Earlier today, we reported
that recent stories suggesting that city officials and South Side activists had agreed on a community benefits agreement (CBA) that would guarantee
jobs and affordable housing as part of the potential 2016 Olympics bonanza were a bit ...
Earlier today, we reported that recent stories suggesting that city officials and South Side activists had agreed on a community benefits agreement (CBA) that would guarantee jobs and affordable housing as part of the potential 2016 Olympics bonanza were a bit premature. Knowing that the aldermen pushing the proposal were facing pressure from "higher up," Jay Travis of the Kenwood-Oakland Community Organization (KOCO) pointed out that the agreement touted yesterday was not legally binding and expressed concern that it might stay that way.
It looks like she was right. And as a result, her organization is gearing up to protest during the International Olympic Committee's upcoming visit.
What came out of the Chicago City Council Finance Committee today is an ordinance that amounts to an aldermanic nod of support for the "memoradum of understanding" signed by both Chicago 2016 and the advisory community outreach committee yesterday. Here's the relevant language approved by the committee:
The Mayor and members of the City council do hereby express the City of Chicago's support for Chicago 2016's execution of the Memorandum and the spirit and intent of the community-based initiatives and goals set forth therein.
The Reader's Ben Joravsky sums up the obvious hole in the underlying memorandum:
The deal was ostensibly struck between Chicago 2016, the organization Mayor Daley put together to oversee the games, and the Outreach Advisory Council, a group put together by Chicago 2016. Think of it as Mayor Daley negotiating with himself.
The problem, of course, is enforcement. Because the city is not a party to the agreement, there is growing skepticism about whether Mayor Daley would actually take the Olympic committee to task if they tried to skirt the requirements down the road.
Now KOCO is planning to add their name to the list of protests planned during the IOC's visit to the city late next week. "We played by the rules. We took our ideas to our officials and tried to negotiate," Travis tells us. "Until the city puts forth the effort to protect its neighborhoods, we're going to be busy."

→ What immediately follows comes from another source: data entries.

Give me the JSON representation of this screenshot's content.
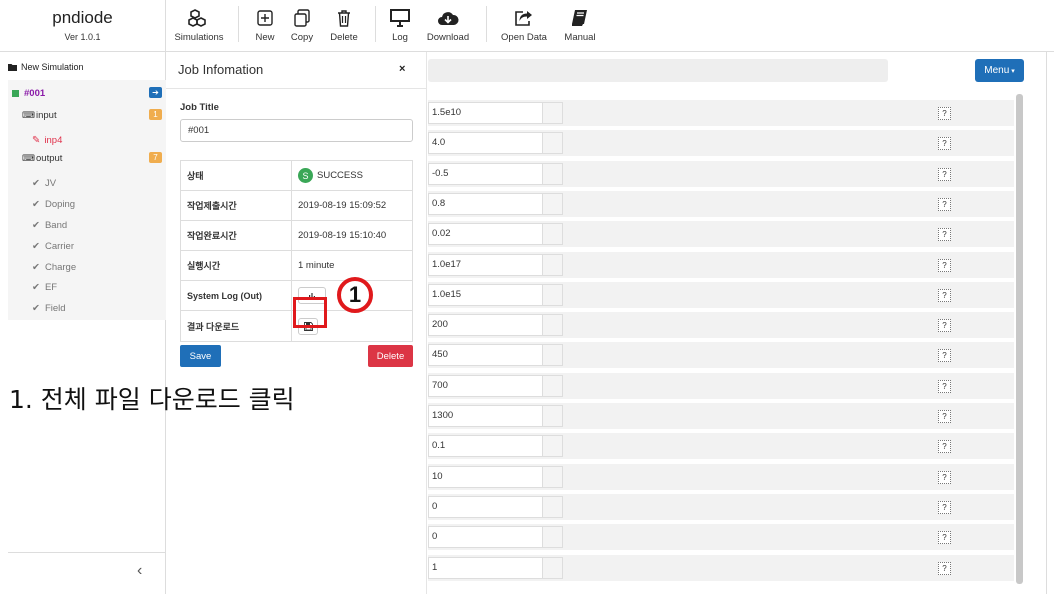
{
  "app": {
    "name": "pndiode",
    "version": "Ver 1.0.1"
  },
  "toolbar": {
    "simulations": "Simulations",
    "new": "New",
    "copy": "Copy",
    "delete": "Delete",
    "log": "Log",
    "download": "Download",
    "open_data": "Open Data",
    "manual": "Manual"
  },
  "sidebar": {
    "new_simulation": "New Simulation",
    "job": "#001",
    "input": "input",
    "input_count": "1",
    "inp4": "inp4",
    "output": "output",
    "output_count": "7",
    "outputs": [
      "JV",
      "Doping",
      "Band",
      "Carrier",
      "Charge",
      "EF",
      "Field"
    ]
  },
  "main": {
    "menu_label": "Menu",
    "params": [
      "1.5e10",
      "4.0",
      "-0.5",
      "0.8",
      "0.02",
      "1.0e17",
      "1.0e15",
      "200",
      "450",
      "700",
      "1300",
      "0.1",
      "10",
      "0",
      "0",
      "1"
    ],
    "help_label": "?"
  },
  "panel": {
    "title": "Job Infomation",
    "close": "×",
    "job_title_label": "Job Title",
    "job_title_value": "#001",
    "rows": [
      {
        "key": "상태",
        "value": "SUCCESS"
      },
      {
        "key": "작업제출시간",
        "value": "2019-08-19 15:09:52"
      },
      {
        "key": "작업완료시간",
        "value": "2019-08-19 15:10:40"
      },
      {
        "key": "실행시간",
        "value": "1 minute"
      },
      {
        "key": "System Log (Out)",
        "value": ""
      },
      {
        "key": "결과 다운로드",
        "value": ""
      }
    ],
    "status_icon_letter": "S",
    "save": "Save",
    "delete": "Delete"
  },
  "annotation": {
    "step_number": "1",
    "caption": "1. 전체 파일 다운로드 클릭"
  },
  "colors": {
    "primary": "#1f6fb8",
    "danger": "#dc3545",
    "success": "#3aa757",
    "highlight": "#e0191c",
    "job": "#8a1aa8",
    "inp": "#e0304a"
  }
}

While the terms of the agreement obviously fall short of what activists have been pushing for, it's worth pointing out that there are some real opportunities here that were made possible because of the campaign led by the Communities for an Equitable Olympics (CEO 2016) coalition, with help at the negotiating table from Alds. Toni Preckwinkle (4th Ward) and Pat Dowell (3rd Ward).
Under the agreement, affordable housing has been upped to 30 percent. Ten percent of construction hours will be set aside for local apprentices. And Chicago 2016 says that it will negotiate in good faith with unions representing service workers. Also encouraging is a pledge to apply transparency in reporting on contracts, minority business contracts, and jobs -- a provision similar to the long overdue TIF sunshine ordinance.